HARARE — Zimbabwe’s government pleaded for international help yesterday after declaring a national emergency over a cholera epidemic that has left 565 dead, as Britain warned the country has become a “failed state”.
The South African government announced yesterday that President Kgalema Motlanthe will call an urgent meeting of key ministers to consider how South Africa can work with the region and aid organisations to address the urgent need for food and choera treatment in Zimbabw.
Cabinet spokesman Themba Maseko said the government is “extremely” concerned. “The government’s primary objective now is to save innocent lives in Zimbabwe.”
On the food shortages, Maseko said: “All indications are that people are beginning to die of starvation and we cannot fold our arms and allow this to happen.
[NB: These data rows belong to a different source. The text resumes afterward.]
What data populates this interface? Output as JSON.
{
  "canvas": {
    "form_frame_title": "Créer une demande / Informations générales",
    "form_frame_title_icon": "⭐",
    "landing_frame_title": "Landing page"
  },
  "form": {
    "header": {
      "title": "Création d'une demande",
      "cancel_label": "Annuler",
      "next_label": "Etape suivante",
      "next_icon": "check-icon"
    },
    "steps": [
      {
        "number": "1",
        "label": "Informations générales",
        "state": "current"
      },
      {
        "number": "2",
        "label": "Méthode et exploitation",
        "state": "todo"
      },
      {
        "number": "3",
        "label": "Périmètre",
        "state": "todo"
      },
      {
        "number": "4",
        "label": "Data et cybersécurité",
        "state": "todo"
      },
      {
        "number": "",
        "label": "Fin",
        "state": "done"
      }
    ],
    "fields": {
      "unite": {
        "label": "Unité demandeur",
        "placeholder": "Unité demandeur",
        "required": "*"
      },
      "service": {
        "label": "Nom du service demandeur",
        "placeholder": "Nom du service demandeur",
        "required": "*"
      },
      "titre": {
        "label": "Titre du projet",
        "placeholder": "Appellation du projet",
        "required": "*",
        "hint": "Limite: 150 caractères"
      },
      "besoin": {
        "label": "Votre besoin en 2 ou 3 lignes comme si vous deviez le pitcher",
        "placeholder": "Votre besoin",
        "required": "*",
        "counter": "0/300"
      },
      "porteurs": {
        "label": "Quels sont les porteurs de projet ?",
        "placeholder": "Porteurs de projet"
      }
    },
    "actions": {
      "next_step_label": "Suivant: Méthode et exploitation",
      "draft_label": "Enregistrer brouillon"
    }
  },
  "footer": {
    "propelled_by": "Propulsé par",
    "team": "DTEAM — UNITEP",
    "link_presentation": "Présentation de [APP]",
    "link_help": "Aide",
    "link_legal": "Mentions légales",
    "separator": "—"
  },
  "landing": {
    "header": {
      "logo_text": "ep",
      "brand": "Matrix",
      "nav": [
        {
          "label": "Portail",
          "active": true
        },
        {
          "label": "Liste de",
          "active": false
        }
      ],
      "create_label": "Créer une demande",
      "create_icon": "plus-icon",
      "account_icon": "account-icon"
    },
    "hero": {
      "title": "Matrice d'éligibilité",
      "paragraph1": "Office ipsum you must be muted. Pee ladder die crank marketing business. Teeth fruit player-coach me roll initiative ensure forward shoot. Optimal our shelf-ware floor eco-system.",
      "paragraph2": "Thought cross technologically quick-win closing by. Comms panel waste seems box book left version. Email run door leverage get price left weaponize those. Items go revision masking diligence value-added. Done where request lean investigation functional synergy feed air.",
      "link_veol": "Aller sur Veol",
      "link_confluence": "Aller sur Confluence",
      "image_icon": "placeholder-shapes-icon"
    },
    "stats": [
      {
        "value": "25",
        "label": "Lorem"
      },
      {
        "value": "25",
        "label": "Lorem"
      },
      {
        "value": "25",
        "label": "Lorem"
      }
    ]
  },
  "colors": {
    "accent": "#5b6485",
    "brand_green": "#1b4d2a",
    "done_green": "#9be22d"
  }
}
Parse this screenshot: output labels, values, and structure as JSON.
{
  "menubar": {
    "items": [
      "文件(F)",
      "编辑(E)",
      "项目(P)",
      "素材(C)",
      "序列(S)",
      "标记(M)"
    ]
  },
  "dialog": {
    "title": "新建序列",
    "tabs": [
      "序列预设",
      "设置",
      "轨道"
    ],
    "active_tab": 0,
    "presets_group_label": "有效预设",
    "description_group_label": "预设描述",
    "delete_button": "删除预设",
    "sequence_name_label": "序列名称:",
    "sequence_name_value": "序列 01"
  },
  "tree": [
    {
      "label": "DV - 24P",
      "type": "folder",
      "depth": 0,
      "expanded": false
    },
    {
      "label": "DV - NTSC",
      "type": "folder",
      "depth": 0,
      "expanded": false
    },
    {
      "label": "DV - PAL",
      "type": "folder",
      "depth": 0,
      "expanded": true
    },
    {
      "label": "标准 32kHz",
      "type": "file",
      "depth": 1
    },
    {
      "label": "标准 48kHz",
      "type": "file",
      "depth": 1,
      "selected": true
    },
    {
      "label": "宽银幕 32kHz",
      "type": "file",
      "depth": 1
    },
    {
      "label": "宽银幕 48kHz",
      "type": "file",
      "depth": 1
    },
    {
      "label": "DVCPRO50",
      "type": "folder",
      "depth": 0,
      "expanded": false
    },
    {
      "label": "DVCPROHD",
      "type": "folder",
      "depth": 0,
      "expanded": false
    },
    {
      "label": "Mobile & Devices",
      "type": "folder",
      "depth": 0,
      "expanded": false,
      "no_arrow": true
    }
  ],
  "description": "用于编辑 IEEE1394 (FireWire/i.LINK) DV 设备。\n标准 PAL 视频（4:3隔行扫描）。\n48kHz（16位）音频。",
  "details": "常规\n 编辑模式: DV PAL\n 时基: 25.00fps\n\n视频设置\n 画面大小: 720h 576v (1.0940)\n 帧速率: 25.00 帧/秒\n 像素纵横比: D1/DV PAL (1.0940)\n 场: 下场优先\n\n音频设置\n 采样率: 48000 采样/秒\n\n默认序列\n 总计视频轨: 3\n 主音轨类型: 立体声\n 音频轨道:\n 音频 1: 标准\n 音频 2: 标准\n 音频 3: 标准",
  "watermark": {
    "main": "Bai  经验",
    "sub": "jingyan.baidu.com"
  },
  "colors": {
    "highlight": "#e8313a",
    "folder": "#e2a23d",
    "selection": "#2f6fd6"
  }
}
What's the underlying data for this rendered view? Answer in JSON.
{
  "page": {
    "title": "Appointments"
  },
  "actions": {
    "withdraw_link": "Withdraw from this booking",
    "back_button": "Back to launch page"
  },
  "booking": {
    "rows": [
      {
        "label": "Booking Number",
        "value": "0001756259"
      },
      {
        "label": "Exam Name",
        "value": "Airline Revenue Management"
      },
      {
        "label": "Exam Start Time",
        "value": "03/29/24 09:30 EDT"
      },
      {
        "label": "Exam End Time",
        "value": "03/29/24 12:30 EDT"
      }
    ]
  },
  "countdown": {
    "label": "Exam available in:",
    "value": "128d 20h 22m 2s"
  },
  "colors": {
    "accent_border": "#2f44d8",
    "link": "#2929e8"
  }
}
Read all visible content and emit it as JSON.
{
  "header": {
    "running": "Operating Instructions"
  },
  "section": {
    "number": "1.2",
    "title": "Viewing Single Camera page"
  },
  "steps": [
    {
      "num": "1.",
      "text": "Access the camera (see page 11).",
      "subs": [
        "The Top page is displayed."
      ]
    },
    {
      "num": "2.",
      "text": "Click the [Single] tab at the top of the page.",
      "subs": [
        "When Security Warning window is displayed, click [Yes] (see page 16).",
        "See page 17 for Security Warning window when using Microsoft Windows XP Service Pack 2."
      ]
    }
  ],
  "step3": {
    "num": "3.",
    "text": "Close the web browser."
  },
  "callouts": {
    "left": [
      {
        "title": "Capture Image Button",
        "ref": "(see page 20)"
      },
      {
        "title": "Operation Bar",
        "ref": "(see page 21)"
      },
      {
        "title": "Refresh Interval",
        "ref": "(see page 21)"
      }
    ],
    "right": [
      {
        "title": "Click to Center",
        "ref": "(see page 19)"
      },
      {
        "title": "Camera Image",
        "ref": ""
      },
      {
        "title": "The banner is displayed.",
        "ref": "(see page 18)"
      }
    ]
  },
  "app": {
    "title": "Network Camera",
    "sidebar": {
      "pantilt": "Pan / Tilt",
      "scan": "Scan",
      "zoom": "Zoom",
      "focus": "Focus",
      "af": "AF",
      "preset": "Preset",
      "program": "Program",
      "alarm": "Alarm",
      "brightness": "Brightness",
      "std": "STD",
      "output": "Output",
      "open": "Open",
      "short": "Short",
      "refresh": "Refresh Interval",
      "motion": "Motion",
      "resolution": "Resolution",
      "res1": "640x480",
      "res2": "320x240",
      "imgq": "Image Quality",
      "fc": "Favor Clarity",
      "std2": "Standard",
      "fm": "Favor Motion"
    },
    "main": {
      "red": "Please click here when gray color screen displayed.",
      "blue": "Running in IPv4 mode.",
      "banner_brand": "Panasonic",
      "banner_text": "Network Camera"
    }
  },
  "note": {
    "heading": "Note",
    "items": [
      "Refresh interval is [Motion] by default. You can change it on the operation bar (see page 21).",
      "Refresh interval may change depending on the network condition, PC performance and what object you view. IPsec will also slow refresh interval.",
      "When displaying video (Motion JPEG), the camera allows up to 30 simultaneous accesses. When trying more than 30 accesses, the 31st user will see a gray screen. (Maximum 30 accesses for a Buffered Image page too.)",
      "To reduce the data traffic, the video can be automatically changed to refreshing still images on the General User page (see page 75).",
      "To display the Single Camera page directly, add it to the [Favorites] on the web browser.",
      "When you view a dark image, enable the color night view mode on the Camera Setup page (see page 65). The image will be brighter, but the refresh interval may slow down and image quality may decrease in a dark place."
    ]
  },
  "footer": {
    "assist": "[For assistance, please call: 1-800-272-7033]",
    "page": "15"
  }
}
It is time for urgent action by ourselves and our neighbouring countries in SADC.”
Maseko said the government will extend help on cholera into Zimbabwe, so people do not have to cross the border.
The state-run Herald reported unusually frank remarks by Zimbabwe’s government that the cholera outbreak and breakdown of the health system are national emergencies and that it has appealed for international aid.
“Our central hospitals are literally not functioning,” Health Minister David Parirenyatwa told the paper.
British Prime Minister Gordon Brown accused Mugabe of turning Zimbabwe into a “failed state”, as he announced an unspecified increase in humanitarian aid.
The International Committee of the Red Cross said over 13 tons of medical supplies have arrived in Harare, and the World Health Organisation said it would supply $340 000 worth of drugs and supplies.